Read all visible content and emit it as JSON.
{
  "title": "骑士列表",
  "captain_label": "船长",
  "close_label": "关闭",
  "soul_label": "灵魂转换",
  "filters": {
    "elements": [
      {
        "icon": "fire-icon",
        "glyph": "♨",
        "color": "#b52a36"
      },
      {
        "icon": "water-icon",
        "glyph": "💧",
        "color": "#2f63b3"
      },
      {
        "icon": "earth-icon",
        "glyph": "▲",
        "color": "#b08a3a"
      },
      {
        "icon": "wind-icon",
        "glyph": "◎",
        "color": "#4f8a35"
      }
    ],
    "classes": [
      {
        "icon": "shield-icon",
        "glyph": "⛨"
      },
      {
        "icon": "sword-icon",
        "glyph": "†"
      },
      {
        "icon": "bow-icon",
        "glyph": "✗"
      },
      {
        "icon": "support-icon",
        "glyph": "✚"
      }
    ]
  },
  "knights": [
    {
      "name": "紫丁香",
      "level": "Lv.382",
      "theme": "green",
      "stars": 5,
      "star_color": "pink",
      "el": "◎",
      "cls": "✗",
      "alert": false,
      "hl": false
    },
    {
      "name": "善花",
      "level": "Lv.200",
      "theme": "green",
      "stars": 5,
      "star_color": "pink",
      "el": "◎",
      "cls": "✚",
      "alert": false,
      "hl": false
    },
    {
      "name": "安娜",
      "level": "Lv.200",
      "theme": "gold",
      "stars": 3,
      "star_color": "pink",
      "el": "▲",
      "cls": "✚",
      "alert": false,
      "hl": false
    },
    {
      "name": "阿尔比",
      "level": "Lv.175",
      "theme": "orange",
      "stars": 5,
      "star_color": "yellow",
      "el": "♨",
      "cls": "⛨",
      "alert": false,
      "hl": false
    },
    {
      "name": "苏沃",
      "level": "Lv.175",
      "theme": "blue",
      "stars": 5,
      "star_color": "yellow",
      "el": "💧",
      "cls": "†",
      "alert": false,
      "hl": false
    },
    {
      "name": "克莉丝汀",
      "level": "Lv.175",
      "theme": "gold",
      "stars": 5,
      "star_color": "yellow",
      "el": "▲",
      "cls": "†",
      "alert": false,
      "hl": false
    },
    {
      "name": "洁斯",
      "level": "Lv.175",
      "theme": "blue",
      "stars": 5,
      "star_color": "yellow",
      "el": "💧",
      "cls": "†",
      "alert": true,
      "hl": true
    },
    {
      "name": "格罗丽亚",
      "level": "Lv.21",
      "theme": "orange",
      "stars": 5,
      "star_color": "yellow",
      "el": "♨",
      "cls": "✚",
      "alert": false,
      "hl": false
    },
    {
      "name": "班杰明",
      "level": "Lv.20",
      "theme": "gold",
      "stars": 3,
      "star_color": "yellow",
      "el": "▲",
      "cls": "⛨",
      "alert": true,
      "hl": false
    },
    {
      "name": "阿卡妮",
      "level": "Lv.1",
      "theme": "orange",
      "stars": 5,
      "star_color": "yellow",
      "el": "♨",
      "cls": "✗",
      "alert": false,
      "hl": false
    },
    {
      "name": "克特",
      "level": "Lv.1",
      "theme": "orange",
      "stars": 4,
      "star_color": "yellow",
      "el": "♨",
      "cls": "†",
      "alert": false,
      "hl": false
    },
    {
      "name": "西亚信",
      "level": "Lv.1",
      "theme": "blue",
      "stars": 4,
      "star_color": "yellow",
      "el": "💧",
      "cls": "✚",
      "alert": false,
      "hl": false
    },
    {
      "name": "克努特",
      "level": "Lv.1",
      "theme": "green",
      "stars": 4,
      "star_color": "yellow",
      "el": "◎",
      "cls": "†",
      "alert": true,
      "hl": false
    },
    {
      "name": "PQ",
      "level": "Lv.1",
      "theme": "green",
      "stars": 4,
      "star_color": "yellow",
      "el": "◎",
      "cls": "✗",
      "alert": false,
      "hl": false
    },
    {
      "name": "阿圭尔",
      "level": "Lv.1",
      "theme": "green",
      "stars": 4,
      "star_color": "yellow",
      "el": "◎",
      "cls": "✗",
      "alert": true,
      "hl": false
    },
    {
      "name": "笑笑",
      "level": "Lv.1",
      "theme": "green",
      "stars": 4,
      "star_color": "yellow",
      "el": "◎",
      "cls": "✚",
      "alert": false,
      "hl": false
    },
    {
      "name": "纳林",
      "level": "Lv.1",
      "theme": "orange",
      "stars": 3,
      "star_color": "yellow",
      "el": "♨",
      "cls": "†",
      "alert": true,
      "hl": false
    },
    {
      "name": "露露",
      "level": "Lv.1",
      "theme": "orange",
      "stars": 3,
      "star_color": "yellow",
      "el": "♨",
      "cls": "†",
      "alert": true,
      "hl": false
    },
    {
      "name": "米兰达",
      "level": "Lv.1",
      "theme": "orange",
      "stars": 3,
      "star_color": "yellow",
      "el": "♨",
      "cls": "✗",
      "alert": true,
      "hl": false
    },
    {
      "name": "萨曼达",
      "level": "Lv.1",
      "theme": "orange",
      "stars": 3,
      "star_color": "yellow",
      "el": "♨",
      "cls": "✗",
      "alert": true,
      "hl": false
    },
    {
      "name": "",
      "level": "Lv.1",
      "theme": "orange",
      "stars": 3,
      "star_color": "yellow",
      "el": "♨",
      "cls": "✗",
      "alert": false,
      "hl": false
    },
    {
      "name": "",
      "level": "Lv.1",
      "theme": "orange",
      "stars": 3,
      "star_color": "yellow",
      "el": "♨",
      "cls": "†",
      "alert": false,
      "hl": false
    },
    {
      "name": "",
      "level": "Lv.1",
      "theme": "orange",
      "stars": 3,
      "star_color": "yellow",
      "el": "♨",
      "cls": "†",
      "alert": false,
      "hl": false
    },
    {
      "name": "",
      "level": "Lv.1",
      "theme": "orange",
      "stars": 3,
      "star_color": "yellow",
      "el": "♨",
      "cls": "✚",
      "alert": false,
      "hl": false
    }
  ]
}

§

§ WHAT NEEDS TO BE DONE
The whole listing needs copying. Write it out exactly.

§ ANSWER TO THIS EXERCISE
Read all visible content and emit it as JSON.
{
  "title": "骑士列表",
  "captain_label": "船长",
  "close_label": "关闭",
  "soul_label": "灵魂转换",
  "filters": {
    "elements": [
      {
        "icon": "fire-icon",
        "glyph": "♨",
        "color": "#b52a36"
      },
      {
        "icon": "water-icon",
        "glyph": "💧",
        "color": "#2f63b3"
      },
      {
        "icon": "earth-icon",
        "glyph": "▲",
        "color": "#b08a3a"
      },
      {
        "icon": "wind-icon",
        "glyph": "◎",
        "color": "#4f8a35"
      }
    ],
    "classes": [
      {
        "icon": "shield-icon",
        "glyph": "⛨"
      },
      {
        "icon": "sword-icon",
        "glyph": "†"
      },
      {
        "icon": "bow-icon",
        "glyph": "✗"
      },
      {
        "icon": "support-icon",
        "glyph": "✚"
      }
    ]
  },
  "knights": [
    {
      "name": "紫丁香",
      "level": "Lv.382",
      "theme": "green",
      "stars": 5,
      "star_color": "pink",
      "el": "◎",
      "cls": "✗",
      "alert": false,
      "hl": false
    },
    {
      "name": "善花",
      "level": "Lv.200",
      "theme": "green",
      "stars": 5,
      "star_color": "pink",
      "el": "◎",
      "cls": "✚",
      "alert": false,
      "hl": false
    },
    {
      "name": "安娜",
      "level": "Lv.200",
      "theme": "gold",
      "stars": 3,
      "star_color": "pink",
      "el": "▲",
      "cls": "✚",
      "alert": false,
      "hl": false
    },
    {
      "name": "阿尔比",
      "level": "Lv.175",
      "theme": "orange",
      "stars": 5,
      "star_color": "yellow",
      "el": "♨",
      "cls": "⛨",
      "alert": false,
      "hl": false
    },
    {
      "name": "苏沃",
      "level": "Lv.175",
      "theme": "blue",
      "stars": 5,
      "star_color": "yellow",
      "el": "💧",
      "cls": "†",
      "alert": false,
      "hl": false
    },
    {
      "name": "克莉丝汀",
      "level": "Lv.175",
      "theme": "gold",
      "stars": 5,
      "star_color": "yellow",
      "el": "▲",
      "cls": "†",
      "alert": false,
      "hl": false
    },
    {
      "name": "洁斯",
      "level": "Lv.175",
      "theme": "blue",
      "stars": 5,
      "star_color": "yellow",
      "el": "💧",
      "cls": "†",
      "alert": true,
      "hl": true
    },
    {
      "name": "格罗丽亚",
      "level": "Lv.21",
      "theme": "orange",
      "stars": 5,
      "star_color": "yellow",
      "el": "♨",
      "cls": "✚",
      "alert": false,
      "hl": false
    },
    {
      "name": "班杰明",
      "level": "Lv.20",
      "theme": "gold",
      "stars": 3,
      "star_color": "yellow",
      "el": "▲",
      "cls": "⛨",
      "alert": true,
      "hl": false
    },
    {
      "name": "阿卡妮",
      "level": "Lv.1",
      "theme": "orange",
      "stars": 5,
      "star_color": "yellow",
      "el": "♨",
      "cls": "✗",
      "alert": false,
      "hl": false
    },
    {
      "name": "克特",
      "level": "Lv.1",
      "theme": "orange",
      "stars": 4,
      "star_color": "yellow",
      "el": "♨",
      "cls": "†",
      "alert": false,
      "hl": false
    },
    {
      "name": "西亚信",
      "level": "Lv.1",
      "theme": "blue",
      "stars": 4,
      "star_color": "yellow",
      "el": "💧",
      "cls": "✚",
      "alert": false,
      "hl": false
    },
    {
      "name": "克努特",
      "level": "Lv.1",
      "theme": "green",
      "stars": 4,
      "star_color": "yellow",
      "el": "◎",
      "cls": "†",
      "alert": true,
      "hl": false
    },
    {
      "name": "PQ",
      "level": "Lv.1",
      "theme": "green",
      "stars": 4,
      "star_color": "yellow",
      "el": "◎",
      "cls": "✗",
      "alert": false,
      "hl": false
    },
    {
      "name": "阿圭尔",
      "level": "Lv.1",
      "theme": "green",
      "stars": 4,
      "star_color": "yellow",
      "el": "◎",
      "cls": "✗",
      "alert": true,
      "hl": false
    },
    {
      "name": "笑笑",
      "level": "Lv.1",
      "theme": "green",
      "stars": 4,
      "star_color": "yellow",
      "el": "◎",
      "cls": "✚",
      "alert": false,
      "hl": false
    },
    {
      "name": "纳林",
      "level": "Lv.1",
      "theme": "orange",
      "stars": 3,
      "star_color": "yellow",
      "el": "♨",
      "cls": "†",
      "alert": true,
      "hl": false
    },
    {
      "name": "露露",
      "level": "Lv.1",
      "theme": "orange",
      "stars": 3,
      "star_color": "yellow",
      "el": "♨",
      "cls": "†",
      "alert": true,
      "hl": false
    },
    {
      "name": "米兰达",
      "level": "Lv.1",
      "theme": "orange",
      "stars": 3,
      "star_color": "yellow",
      "el": "♨",
      "cls": "✗",
      "alert": true,
      "hl": false
    },
    {
      "name": "萨曼达",
      "level": "Lv.1",
      "theme": "orange",
      "stars": 3,
      "star_color": "yellow",
      "el": "♨",
      "cls": "✗",
      "alert": true,
      "hl": false
    },
    {
      "name": "",
      "level": "Lv.1",
      "theme": "orange",
      "stars": 3,
      "star_color": "yellow",
      "el": "♨",
      "cls": "✗",
      "alert": false,
      "hl": false
    },
    {
      "name": "",
      "level": "Lv.1",
      "theme": "orange",
      "stars": 3,
      "star_color": "yellow",
      "el": "♨",
      "cls": "†",
      "alert": false,
      "hl": false
    },
    {
      "name": "",
      "level": "Lv.1",
      "theme": "orange",
      "stars": 3,
      "star_color": "yellow",
      "el": "♨",
      "cls": "†",
      "alert": false,
      "hl": false
    },
    {
      "name": "",
      "level": "Lv.1",
      "theme": "orange",
      "stars": 3,
      "star_color": "yellow",
      "el": "♨",
      "cls": "✚",
      "alert": false,
      "hl": false
    }
  ]
}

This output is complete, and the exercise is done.